**WORK ORDER**:
I would like every line of the records below that contains the word "rank" copied.

**DATA EXCERPTS**:
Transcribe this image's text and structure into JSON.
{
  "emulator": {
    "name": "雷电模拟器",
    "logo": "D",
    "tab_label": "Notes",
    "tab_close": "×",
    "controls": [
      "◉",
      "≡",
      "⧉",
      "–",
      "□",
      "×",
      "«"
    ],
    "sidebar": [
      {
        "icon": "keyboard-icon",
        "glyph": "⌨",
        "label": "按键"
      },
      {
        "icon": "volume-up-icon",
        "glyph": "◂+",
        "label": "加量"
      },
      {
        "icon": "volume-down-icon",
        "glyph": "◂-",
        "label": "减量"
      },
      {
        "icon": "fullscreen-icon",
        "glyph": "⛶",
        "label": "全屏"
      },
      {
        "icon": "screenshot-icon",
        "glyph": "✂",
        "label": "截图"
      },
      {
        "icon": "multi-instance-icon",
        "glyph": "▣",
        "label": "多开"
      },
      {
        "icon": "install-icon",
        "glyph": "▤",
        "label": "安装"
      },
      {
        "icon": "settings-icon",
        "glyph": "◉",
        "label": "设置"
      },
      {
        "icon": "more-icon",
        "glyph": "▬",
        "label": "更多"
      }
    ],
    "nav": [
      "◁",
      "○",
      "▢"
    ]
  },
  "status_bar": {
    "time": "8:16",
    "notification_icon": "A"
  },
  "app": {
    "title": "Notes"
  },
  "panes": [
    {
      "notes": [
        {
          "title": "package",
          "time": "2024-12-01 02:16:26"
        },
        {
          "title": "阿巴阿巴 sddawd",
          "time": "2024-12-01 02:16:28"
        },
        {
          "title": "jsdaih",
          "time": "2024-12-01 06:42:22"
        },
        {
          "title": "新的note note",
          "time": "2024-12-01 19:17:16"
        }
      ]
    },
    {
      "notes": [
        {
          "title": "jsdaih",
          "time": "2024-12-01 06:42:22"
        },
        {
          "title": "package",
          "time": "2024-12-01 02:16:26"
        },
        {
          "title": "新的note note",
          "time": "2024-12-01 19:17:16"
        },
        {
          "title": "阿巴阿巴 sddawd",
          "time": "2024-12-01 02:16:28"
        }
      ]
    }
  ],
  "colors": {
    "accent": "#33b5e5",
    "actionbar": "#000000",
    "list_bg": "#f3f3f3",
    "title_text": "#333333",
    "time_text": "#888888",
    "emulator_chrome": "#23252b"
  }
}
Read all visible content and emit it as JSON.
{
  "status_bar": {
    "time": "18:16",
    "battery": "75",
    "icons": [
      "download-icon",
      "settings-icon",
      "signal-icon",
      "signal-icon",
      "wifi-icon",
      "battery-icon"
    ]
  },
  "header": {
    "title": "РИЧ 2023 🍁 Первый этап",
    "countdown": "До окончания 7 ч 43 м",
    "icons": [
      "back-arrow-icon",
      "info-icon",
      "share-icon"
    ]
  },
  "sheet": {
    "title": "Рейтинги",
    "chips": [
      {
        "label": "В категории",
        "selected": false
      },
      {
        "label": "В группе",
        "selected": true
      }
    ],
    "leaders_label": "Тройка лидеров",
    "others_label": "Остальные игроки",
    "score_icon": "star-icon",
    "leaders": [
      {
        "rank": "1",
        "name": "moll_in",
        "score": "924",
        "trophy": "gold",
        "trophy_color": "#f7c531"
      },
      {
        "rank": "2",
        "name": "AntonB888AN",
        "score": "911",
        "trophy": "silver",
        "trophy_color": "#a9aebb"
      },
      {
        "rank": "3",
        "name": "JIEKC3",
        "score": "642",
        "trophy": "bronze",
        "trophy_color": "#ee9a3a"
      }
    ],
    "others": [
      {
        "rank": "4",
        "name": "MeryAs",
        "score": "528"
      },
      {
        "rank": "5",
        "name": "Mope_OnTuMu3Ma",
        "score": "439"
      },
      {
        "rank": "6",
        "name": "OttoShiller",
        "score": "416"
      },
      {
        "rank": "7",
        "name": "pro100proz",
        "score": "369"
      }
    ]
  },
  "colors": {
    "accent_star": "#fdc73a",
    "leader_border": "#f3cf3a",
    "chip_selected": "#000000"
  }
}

**RESPONSE TO THIS TASK**:
        "rank": "1",
        "rank": "2",
        "rank": "3",
        "rank": "4",
        "rank": "5",
        "rank": "6",
        "rank": "7",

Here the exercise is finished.